[Requirement]: Look through the data below, tally the lines where "caption" occurs, and write the total alone.

[Task data]:
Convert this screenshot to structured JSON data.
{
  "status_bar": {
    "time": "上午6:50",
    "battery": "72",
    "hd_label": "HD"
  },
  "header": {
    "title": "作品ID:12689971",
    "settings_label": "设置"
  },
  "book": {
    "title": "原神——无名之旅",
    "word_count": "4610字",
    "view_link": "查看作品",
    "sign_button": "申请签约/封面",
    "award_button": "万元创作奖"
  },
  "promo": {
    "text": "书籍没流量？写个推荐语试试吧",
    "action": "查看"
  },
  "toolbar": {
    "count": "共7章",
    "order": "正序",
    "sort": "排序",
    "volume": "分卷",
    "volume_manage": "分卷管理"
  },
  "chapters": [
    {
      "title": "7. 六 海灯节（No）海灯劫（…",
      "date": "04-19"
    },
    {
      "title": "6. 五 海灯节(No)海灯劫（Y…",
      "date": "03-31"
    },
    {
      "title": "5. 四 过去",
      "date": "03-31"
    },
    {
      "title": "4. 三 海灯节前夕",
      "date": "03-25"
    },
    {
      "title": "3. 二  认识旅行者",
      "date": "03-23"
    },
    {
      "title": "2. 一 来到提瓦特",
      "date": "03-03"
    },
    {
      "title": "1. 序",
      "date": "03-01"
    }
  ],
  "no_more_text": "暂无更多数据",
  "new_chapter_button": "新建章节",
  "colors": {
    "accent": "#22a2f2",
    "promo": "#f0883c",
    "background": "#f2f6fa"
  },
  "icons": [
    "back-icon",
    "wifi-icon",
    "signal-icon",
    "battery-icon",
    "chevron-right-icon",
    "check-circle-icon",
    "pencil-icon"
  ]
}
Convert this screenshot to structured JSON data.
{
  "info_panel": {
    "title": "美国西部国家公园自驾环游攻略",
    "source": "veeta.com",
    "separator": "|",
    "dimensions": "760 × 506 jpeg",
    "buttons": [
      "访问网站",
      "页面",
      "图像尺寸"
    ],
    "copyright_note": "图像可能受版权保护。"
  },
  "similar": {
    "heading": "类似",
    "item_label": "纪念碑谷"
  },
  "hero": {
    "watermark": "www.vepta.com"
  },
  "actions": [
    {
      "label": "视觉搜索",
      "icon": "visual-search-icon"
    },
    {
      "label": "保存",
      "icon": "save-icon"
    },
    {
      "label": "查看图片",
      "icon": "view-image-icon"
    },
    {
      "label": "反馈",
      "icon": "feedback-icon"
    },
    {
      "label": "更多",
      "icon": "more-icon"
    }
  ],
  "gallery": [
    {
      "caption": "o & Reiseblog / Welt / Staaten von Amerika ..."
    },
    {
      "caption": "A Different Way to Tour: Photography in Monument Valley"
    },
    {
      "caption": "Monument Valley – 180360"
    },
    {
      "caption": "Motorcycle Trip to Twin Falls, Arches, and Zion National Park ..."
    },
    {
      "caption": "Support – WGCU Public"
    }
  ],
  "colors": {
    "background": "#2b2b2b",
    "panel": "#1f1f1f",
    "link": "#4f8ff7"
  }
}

[Written response]: 5